_TASK DETAILS:_ Select all lines holding the word "Vuelos" from the entries that follow.

_Data excerpts:_
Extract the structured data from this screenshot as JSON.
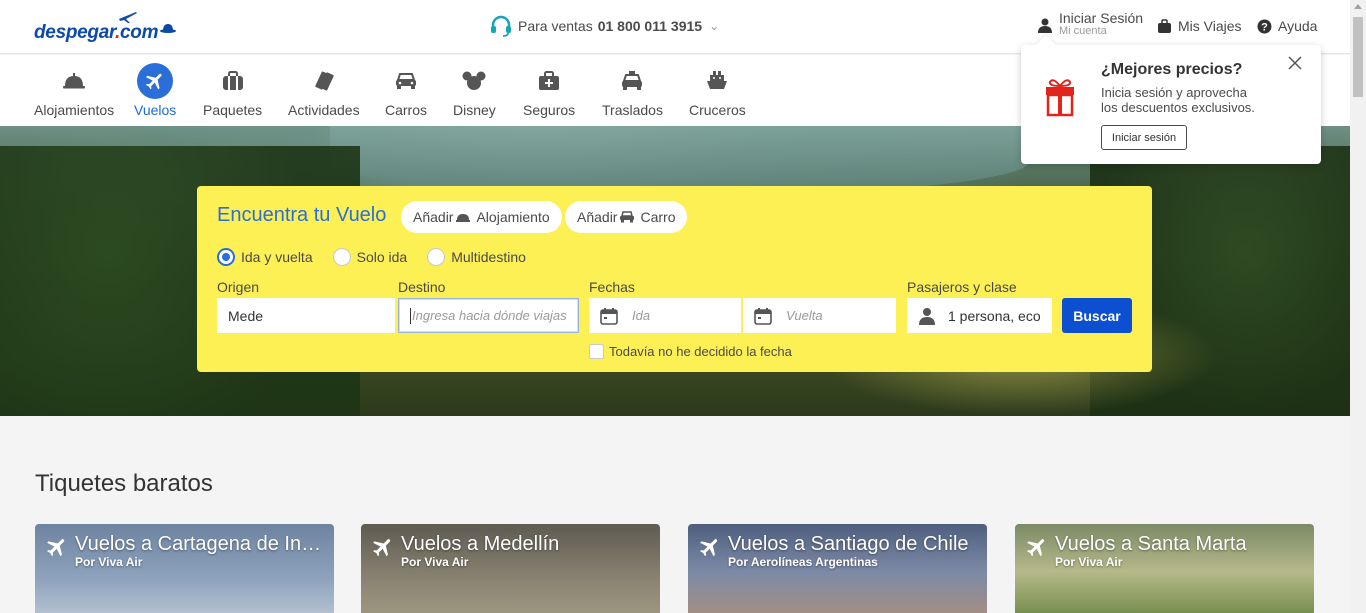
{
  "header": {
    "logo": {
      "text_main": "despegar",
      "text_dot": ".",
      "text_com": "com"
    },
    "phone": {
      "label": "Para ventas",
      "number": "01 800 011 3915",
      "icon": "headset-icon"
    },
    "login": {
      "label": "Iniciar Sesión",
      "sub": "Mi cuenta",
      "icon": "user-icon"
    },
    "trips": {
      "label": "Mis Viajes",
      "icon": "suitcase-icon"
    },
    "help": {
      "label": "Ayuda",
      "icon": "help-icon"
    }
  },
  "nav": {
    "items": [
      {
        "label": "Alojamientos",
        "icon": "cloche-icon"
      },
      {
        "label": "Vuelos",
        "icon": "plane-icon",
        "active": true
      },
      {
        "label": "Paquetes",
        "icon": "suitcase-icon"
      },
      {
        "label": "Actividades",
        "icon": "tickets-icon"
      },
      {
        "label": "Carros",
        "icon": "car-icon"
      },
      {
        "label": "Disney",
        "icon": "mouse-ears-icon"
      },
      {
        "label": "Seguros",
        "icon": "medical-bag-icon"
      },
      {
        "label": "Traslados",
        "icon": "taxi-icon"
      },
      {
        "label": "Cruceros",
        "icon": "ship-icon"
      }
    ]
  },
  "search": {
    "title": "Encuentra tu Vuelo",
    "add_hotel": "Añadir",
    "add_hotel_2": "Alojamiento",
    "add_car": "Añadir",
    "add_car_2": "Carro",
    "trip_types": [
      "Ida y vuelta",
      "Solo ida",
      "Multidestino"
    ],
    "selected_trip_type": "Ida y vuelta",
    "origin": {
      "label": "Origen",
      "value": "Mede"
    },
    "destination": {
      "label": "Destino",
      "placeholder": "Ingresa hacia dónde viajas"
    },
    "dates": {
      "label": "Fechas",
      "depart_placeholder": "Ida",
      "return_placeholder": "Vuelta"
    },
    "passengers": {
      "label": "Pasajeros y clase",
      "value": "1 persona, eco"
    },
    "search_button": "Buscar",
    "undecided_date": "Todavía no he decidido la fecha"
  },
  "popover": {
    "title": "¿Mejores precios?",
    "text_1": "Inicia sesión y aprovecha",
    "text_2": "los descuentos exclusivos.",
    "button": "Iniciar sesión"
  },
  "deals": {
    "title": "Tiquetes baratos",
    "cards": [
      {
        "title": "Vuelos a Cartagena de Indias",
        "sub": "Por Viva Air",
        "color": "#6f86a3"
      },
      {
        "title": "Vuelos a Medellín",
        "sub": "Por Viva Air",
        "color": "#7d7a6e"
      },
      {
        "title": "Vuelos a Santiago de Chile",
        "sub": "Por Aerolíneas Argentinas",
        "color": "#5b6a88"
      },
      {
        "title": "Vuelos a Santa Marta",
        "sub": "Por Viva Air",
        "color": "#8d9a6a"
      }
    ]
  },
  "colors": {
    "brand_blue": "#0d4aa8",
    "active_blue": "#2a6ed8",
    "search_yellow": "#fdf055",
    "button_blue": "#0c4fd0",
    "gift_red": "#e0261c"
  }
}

_WRITTEN ANSWER:_
        "label": "Vuelos",
        "title": "Vuelos a Cartagena de Indias",
        "title": "Vuelos a Medellín",
        "title": "Vuelos a Santiago de Chile",
        "title": "Vuelos a Santa Marta",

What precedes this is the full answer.